- Problem details: Each line of the listing that includes the string "Pump" is to be identified and copied.

- Excerpted records:
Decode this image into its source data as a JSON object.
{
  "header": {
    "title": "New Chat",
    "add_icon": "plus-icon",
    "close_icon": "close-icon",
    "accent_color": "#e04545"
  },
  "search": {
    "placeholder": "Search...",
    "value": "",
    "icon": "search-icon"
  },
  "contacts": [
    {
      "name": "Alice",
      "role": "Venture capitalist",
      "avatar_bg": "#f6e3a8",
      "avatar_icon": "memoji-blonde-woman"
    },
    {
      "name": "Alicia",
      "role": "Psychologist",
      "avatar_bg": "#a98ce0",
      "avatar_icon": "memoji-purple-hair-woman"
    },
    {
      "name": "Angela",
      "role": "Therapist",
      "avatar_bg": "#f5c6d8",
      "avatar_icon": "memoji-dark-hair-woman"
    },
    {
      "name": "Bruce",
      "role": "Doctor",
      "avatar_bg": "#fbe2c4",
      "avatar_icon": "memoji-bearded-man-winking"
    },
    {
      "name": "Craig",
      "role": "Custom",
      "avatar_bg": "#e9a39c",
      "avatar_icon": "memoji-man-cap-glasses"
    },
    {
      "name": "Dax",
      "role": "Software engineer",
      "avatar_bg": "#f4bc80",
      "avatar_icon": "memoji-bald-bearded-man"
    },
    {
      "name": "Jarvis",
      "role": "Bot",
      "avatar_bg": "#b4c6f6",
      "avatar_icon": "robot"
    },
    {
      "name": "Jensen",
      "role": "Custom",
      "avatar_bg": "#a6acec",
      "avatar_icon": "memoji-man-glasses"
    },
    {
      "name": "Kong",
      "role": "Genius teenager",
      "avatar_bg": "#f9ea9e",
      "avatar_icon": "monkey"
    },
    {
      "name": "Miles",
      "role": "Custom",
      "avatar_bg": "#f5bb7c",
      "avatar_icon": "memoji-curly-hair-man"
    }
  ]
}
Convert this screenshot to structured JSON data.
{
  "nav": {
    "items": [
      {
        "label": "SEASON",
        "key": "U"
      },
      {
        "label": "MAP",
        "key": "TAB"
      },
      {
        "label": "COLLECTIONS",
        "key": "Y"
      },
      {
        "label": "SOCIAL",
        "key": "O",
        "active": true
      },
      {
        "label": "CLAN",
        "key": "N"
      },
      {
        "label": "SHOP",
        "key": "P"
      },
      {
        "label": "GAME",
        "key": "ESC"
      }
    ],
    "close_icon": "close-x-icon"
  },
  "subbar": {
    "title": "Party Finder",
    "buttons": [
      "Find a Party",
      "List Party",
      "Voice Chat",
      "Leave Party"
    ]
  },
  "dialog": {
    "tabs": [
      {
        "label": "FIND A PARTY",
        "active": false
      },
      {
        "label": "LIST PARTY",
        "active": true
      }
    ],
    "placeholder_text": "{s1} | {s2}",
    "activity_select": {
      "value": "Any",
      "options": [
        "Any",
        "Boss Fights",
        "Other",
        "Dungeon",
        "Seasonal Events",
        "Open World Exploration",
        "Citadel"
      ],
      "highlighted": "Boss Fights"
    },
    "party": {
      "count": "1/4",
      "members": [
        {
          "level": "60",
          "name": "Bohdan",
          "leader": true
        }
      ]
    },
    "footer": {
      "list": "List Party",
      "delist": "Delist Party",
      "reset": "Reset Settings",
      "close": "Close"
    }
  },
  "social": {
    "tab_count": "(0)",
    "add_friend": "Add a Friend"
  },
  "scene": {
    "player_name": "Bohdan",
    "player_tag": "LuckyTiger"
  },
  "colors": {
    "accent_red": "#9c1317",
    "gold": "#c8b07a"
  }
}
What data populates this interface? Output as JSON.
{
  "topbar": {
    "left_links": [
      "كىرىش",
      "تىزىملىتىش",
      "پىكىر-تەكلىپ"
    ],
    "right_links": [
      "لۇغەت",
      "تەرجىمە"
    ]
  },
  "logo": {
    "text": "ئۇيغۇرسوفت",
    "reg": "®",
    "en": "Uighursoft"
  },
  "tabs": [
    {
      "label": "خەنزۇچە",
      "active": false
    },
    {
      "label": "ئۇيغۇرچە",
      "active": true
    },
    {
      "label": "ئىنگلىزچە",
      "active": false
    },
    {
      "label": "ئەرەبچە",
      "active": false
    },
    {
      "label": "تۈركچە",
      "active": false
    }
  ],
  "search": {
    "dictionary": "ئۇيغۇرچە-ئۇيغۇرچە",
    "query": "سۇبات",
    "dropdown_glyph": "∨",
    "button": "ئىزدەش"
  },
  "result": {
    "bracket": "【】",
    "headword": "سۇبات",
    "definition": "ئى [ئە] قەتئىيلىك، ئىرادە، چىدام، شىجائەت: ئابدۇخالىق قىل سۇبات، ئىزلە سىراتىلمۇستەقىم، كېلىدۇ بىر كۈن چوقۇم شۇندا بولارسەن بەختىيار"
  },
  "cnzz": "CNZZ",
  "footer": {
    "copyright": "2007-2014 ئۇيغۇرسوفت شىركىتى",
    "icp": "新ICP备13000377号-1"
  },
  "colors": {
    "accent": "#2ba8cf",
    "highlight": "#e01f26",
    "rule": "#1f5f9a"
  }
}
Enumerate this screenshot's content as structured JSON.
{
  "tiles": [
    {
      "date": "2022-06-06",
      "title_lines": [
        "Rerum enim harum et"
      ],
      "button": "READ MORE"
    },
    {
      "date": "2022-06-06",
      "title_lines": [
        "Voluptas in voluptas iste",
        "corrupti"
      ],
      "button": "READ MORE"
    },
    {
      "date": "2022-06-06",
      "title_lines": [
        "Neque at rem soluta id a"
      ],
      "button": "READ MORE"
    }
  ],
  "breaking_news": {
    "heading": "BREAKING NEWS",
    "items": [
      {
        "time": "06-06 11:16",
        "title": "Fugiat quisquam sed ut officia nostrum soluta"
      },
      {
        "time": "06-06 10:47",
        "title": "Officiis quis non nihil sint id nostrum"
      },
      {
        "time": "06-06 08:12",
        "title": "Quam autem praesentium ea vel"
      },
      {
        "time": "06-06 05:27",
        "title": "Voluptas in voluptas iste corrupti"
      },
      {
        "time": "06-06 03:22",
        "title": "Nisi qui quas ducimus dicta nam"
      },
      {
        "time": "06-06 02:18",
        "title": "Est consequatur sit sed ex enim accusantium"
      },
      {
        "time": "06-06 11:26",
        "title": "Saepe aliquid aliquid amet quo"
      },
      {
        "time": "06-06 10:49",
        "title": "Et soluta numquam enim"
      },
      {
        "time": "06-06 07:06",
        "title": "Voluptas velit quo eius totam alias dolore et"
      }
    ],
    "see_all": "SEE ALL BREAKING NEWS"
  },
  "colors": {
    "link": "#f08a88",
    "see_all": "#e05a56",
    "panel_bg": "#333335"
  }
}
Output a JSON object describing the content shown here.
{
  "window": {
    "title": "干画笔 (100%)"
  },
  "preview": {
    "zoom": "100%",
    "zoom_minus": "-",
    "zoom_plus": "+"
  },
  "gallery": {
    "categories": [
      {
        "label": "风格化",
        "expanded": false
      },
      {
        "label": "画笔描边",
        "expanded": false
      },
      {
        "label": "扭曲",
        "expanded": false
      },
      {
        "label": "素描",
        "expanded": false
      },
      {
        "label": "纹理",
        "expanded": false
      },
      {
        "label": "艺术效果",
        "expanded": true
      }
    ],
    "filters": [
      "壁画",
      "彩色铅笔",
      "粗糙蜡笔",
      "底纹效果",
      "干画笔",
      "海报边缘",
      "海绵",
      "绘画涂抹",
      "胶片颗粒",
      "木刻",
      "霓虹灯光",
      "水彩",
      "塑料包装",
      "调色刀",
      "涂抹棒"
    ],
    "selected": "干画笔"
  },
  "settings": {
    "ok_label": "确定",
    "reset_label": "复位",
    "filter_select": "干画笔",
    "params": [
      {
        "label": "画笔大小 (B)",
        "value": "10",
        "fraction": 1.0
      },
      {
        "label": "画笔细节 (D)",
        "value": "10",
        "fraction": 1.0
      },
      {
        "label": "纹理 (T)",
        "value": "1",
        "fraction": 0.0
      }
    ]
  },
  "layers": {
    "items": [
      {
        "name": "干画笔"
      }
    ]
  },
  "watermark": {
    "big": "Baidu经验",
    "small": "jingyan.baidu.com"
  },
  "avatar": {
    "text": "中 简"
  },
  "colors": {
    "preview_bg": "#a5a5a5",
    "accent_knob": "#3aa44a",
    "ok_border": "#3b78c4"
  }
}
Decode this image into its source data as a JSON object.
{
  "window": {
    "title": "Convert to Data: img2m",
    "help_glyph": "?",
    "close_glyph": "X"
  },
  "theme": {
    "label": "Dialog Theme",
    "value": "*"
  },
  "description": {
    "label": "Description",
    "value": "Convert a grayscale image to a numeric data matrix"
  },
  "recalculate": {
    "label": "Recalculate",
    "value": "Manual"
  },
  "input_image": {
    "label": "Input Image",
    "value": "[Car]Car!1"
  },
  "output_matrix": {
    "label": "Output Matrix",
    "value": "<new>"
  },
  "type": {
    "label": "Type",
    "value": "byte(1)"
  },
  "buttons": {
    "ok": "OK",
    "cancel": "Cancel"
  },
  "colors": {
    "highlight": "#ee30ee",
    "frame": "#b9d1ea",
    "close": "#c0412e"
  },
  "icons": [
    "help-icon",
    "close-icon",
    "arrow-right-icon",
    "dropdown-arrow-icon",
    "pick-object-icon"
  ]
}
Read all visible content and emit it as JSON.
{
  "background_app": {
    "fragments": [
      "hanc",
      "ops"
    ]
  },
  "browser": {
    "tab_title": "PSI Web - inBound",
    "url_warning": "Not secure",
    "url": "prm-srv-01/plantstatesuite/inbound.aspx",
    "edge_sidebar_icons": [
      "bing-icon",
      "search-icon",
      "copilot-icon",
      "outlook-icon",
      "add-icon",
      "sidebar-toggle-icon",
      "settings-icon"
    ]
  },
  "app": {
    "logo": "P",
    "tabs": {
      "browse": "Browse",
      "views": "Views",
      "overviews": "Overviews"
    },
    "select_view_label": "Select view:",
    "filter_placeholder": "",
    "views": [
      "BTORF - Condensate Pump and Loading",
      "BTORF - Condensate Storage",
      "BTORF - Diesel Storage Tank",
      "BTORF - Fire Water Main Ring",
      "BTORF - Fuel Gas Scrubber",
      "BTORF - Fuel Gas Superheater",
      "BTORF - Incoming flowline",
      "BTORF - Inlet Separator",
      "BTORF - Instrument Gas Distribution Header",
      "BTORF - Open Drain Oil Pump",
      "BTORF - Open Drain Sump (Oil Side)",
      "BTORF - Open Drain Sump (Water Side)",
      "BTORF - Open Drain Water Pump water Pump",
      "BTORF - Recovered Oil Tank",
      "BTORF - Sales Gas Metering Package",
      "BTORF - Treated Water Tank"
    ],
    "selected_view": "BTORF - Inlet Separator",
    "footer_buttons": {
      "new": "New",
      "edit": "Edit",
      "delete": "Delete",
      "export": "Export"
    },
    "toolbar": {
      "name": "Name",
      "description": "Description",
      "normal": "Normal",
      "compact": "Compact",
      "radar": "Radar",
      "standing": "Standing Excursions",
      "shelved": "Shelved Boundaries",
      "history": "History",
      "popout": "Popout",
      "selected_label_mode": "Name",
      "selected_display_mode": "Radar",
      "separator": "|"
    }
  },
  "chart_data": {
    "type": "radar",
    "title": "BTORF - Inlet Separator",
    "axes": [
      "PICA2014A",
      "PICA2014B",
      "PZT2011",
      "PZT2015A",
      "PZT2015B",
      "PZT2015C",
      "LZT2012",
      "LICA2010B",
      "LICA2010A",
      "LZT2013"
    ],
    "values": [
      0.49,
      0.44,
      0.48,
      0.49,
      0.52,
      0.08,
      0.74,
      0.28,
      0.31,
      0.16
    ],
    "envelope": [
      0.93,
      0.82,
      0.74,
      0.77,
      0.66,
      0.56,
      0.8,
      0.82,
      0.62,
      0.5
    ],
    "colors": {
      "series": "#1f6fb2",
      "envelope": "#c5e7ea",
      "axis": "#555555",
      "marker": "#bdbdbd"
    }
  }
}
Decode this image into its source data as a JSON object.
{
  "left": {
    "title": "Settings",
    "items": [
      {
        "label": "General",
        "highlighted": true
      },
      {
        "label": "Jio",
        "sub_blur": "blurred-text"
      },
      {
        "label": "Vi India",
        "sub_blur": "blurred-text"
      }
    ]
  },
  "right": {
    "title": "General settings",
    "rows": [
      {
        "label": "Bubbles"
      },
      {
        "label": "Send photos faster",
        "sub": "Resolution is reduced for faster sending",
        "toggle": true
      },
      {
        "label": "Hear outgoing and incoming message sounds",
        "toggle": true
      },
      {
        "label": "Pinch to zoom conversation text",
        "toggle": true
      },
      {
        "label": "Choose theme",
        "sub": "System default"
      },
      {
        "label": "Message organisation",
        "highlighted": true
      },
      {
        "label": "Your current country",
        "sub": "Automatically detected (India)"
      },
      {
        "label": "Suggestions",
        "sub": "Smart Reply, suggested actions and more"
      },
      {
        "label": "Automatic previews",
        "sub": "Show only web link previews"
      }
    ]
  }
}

- Written answer:
      "BTORF - Condensate Pump and Loading",
      "BTORF - Open Drain Oil Pump",
      "BTORF - Open Drain Water Pump water Pump",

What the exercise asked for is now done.